Appeal by the Correctional Service of Canada from interim injunctive relief granted in favour of the respondent, Ewert. The respondent was an Aboriginal federal inmate serving two life sentences. He alleged that the psychological tools used by the appellant to assess psychopathy and the risk of re-offending were unreliable when administered to Aboriginal inmates. The respondent alleged that the use of the assessment tools was contrary to ss. 7 and 15 of the Charter and sought injunctive and declaratory relief. A Federal Court judge accepted expert evidence that the assessment tools had not been vetted for cross-cultural bias, and were cross-culturally variant in a profound and unreliable manner. The judge concluded that the use of the assessment tools in respect of Aboriginal inmates was contrary to ss. 4(g) and 24(1) of the Corrections and Conditional Release Act (Act) and gave rise to an unjustifiable breach of s. 7 of the Charter due to their impact on institutional liberty decisions. The judge issued an interim order enjoining the appellant from using results obtained from the use of the assessment tools in respect of the respondent, and requested written briefs in respect of a study confirming the reliability of assessment tools for adult Aboriginal offenders. The Crown appealed.

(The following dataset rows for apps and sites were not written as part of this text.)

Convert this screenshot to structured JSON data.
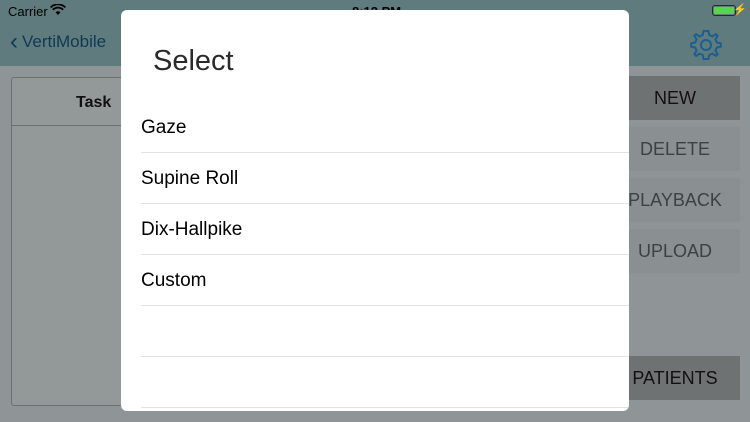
{
  "status_bar": {
    "carrier": "Carrier",
    "time": "8:12 PM",
    "wifi_icon": "wifi-icon",
    "battery_icon": "battery-icon",
    "charging_icon": "bolt-icon",
    "battery_color": "#5ad44a"
  },
  "nav": {
    "back_label": "VertiMobile",
    "back_icon": "chevron-left-icon",
    "settings_icon": "gear-icon",
    "accent_color": "#1a73b8"
  },
  "table": {
    "header": "Task"
  },
  "side_buttons": {
    "new": "NEW",
    "delete": "DELETE",
    "playback": "PLAYBACK",
    "upload": "UPLOAD",
    "patients": "PATIENTS"
  },
  "modal": {
    "title": "Select",
    "options": [
      "Gaze",
      "Supine Roll",
      "Dix-Hallpike",
      "Custom",
      "",
      ""
    ]
  }
}
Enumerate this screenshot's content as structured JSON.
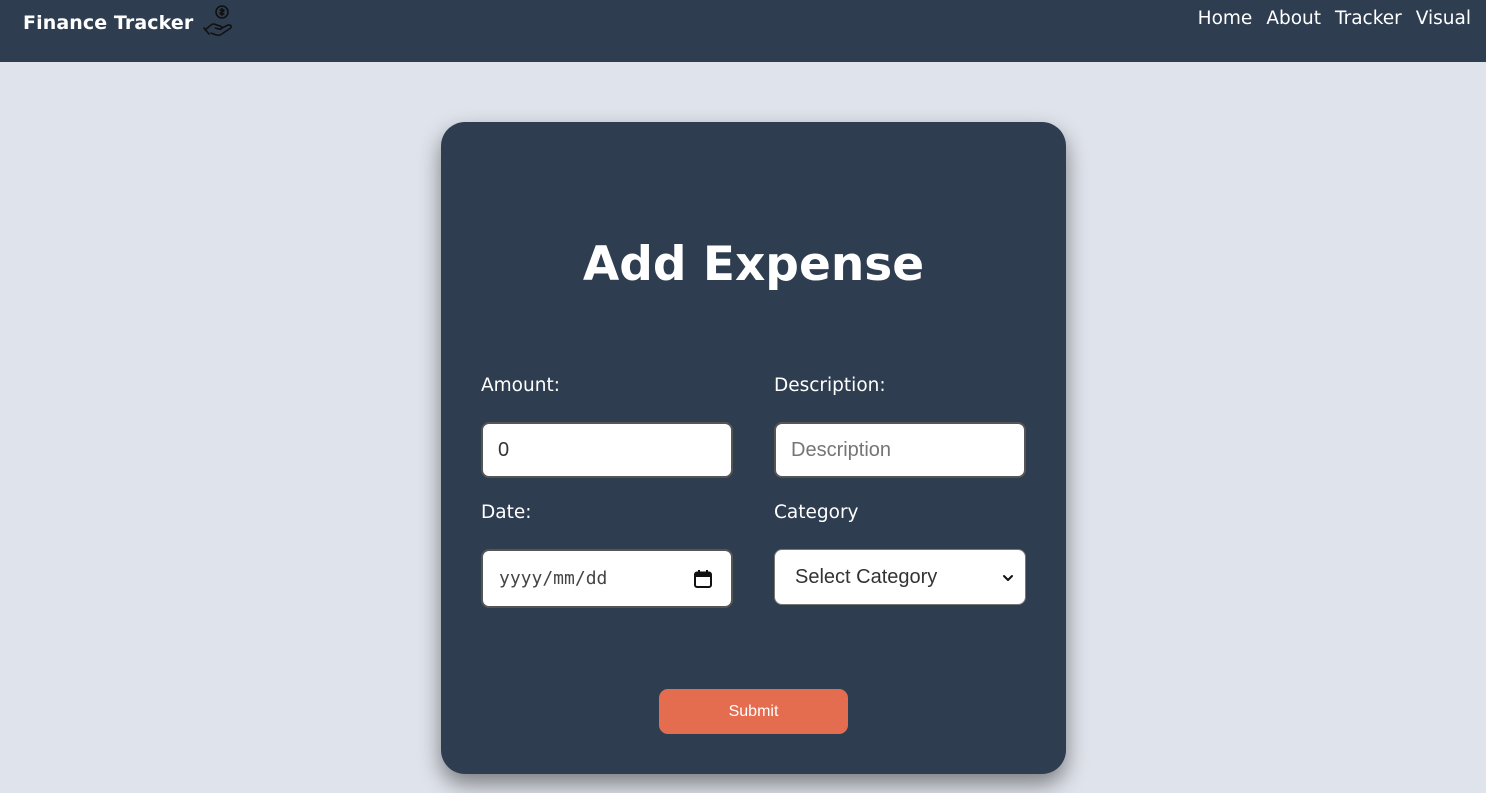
{
  "navbar": {
    "brand": "Finance Tracker",
    "brand_icon": "hand-coin-icon",
    "links": [
      {
        "label": "Home"
      },
      {
        "label": "About"
      },
      {
        "label": "Tracker"
      },
      {
        "label": "Visual"
      }
    ]
  },
  "form": {
    "title": "Add Expense",
    "amount": {
      "label": "Amount:",
      "value": "0"
    },
    "description": {
      "label": "Description:",
      "value": "",
      "placeholder": "Description"
    },
    "date": {
      "label": "Date:",
      "display": "yyyy/mm/dd",
      "icon": "calendar-icon"
    },
    "category": {
      "label": "Category",
      "selected": "Select Category",
      "icon": "chevron-down-icon"
    },
    "submit_label": "Submit"
  },
  "colors": {
    "background": "#dfe3eb",
    "navbar": "#2e3d50",
    "card": "#2e3d50",
    "accent": "#e56d4f",
    "text": "#ffffff"
  }
}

HELD: Appeal allowed. The Federal Court judge erred in law in finding both a breach of the Act and a violation of s. 7 of the Charter. In considering whether the assessment tools were contrary to the Act, the judge found that the respondent was not required to definitively establish that the assessment tools were biased, as a mere challenge to the reliability of the results generated by the tools was sufficient. The standard imposed was contrary to law, as the respondent was required to establish each constituent element of his cause of action on a balance of probabilities. Based on the expert evidence adduced by the respondent suggesting the cultural bias was subtle, the burden of demonstrating that the assessment tools generated false results when administered to Aboriginal persons was not met. The failure of the expert evidence to establish on a balance of probabilities that the assessment tools generated results that were inaccurate or unreliable in a material way was also dispositive of the s. 7 Charter claim. The judge properly found the evidentiary record insufficient to conduct a s. 15 analysis. As a matter of law, the judge was unable to grant an interim remedy, as the evidentiary record was not unequivocal. The judgment below was set aside and the respondent’s action was dismissed.